Philippines: 2 Abu Sayyaf, army soldier die in clashes

6 other members of ISIL-linked group injured in clashes in majority Muslim province of Sulu

Philippines: 2 Abu Sayyaf, army soldier die in clashes

World Bulletin / News Desk

At least two ISIL-linked militants and a soldier have been killed, while six others have been injured in clashes in the majority Muslim province of Sulu, the military said Friday.

Maj. Filemon Tan Jr., spokesman for the military's Western Mindanao Command, said in a statement that a 30-minute firefight occurred in Sitio Datag, Barangay Panglayahan in Patikul at 9.30 a.m. (0130GMT) Thursday.
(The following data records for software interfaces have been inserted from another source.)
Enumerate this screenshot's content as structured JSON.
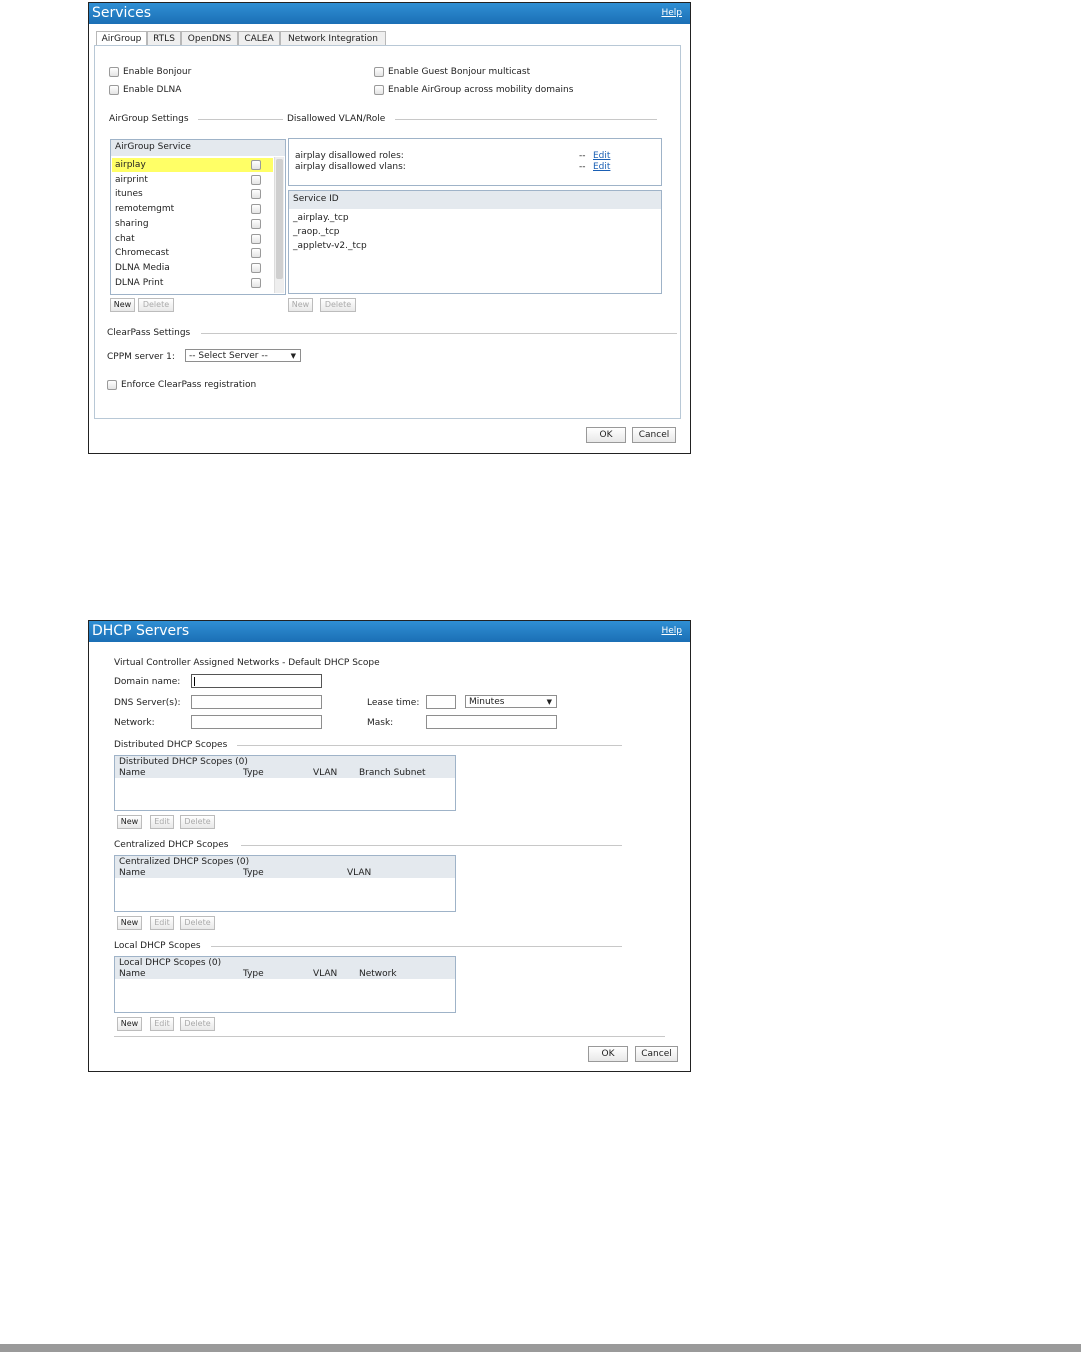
{
  "services": {
    "title": "Services",
    "help": "Help",
    "tabs": [
      "AirGroup",
      "RTLS",
      "OpenDNS",
      "CALEA",
      "Network Integration"
    ],
    "enable_bonjour": "Enable Bonjour",
    "enable_dlna": "Enable DLNA",
    "enable_guest_bonjour": "Enable Guest Bonjour multicast",
    "enable_airgroup_mobility": "Enable AirGroup across mobility domains",
    "airgroup_settings": "AirGroup Settings",
    "disallowed_vlan_role": "Disallowed VLAN/Role",
    "service_list_header": "AirGroup Service",
    "services": [
      "airplay",
      "airprint",
      "itunes",
      "remotemgmt",
      "sharing",
      "chat",
      "Chromecast",
      "DLNA Media",
      "DLNA Print"
    ],
    "selected_service": "airplay",
    "disallowed_roles_label": "airplay disallowed roles:",
    "disallowed_vlans_label": "airplay disallowed vlans:",
    "dash": "--",
    "edit": "Edit",
    "service_id_header": "Service ID",
    "service_ids": [
      "_airplay._tcp",
      "_raop._tcp",
      "_appletv-v2._tcp"
    ],
    "new": "New",
    "delete": "Delete",
    "clearpass_settings": "ClearPass Settings",
    "cppm_label": "CPPM server 1:",
    "cppm_value": "-- Select Server --",
    "enforce_clearpass": "Enforce ClearPass registration",
    "ok": "OK",
    "cancel": "Cancel"
  },
  "dhcp": {
    "title": "DHCP Servers",
    "help": "Help",
    "subtitle": "Virtual Controller Assigned Networks - Default DHCP Scope",
    "domain_name": "Domain name:",
    "dns_servers": "DNS Server(s):",
    "lease_time": "Lease time:",
    "lease_unit": "Minutes",
    "network": "Network:",
    "mask": "Mask:",
    "distributed": {
      "section": "Distributed DHCP Scopes",
      "box_title": "Distributed DHCP Scopes (0)",
      "columns": [
        "Name",
        "Type",
        "VLAN",
        "Branch Subnet"
      ]
    },
    "centralized": {
      "section": "Centralized DHCP Scopes",
      "box_title": "Centralized DHCP Scopes (0)",
      "columns": [
        "Name",
        "Type",
        "VLAN"
      ]
    },
    "local": {
      "section": "Local DHCP Scopes",
      "box_title": "Local DHCP Scopes (0)",
      "columns": [
        "Name",
        "Type",
        "VLAN",
        "Network"
      ]
    },
    "new": "New",
    "edit": "Edit",
    "delete": "Delete",
    "ok": "OK",
    "cancel": "Cancel"
  }
}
"Members of the 21st Infantry Battalion were conducting a focused military operation when they encountered about 150 Abu Sayyaf members led by Abu Sayyaf leader Radullan Sarhiron," Tan said.

Sahiron, the one-armed most senior Abu Sayyaf leader, has a $1 million bounty on his head for alleged involvement in the kidnapping of U.S. tourists in 2001.

"The number of casualties on the Abu Sayyaf's side was based on an intelligence report," Tan said adding that the troops recovered an M14 rifle magazine and an empty M14 cartridge from the site of the encounter.

"Soldiers also found a newly-abandoned harbor position believed to have been occupied by the Abu Sayyaf members."

Tan added that authorities are currently verifying reports with Malaysian counterparts of an armed confrontation between Malaysian forces and suspected Filipino gunmen involved in cross-border kidnappings.

The Star online reported Friday that three suspected kidnappers were shot dead and three others captured in a 20-minute gunfight between the police’s Tiger Platoon and eight gunmen in waters off Pulau Bodgaya in Semporna at 9.40 p.m. Thursday.

According to Tan, the military is still verifying a report that three Filipinos suspected of involvement in kidnappings in Sabah and nearby areas were killed.

The report claimed that the whereabouts of the two other suspects could not be immediately ascertained as security personnel continue to comb the area.

Kidnap-for-ransom gangs frequently operate in the seas between the Philippines, Indonesia and Malaysia.

They are known to hand over their captives to the Abu Sayyaf and negotiate for a ransom that, if paid, is shared with the group.

Earlier this year, the Abu Sayyaf beheaded two Canadian hostages after million-dollar ransoms failed to be paid.

Since 1991, the group -- armed with mostly improvised explosive devices, mortars and automatic rifles -- has carried out bombings, kidnappings, assassinations and extortion in a self-determined fight for an independent province in the Philippines.

It is one of two militant groups in the south to have pledged allegiance to ISIL, prompting fears during the stalling of a peace process between the government and the Moro Islamic Liberation Front that it could make inroads in a region torn by decades of armed conflict.

Last Mod: 09 Aralık 2016, 15:58
Add Comment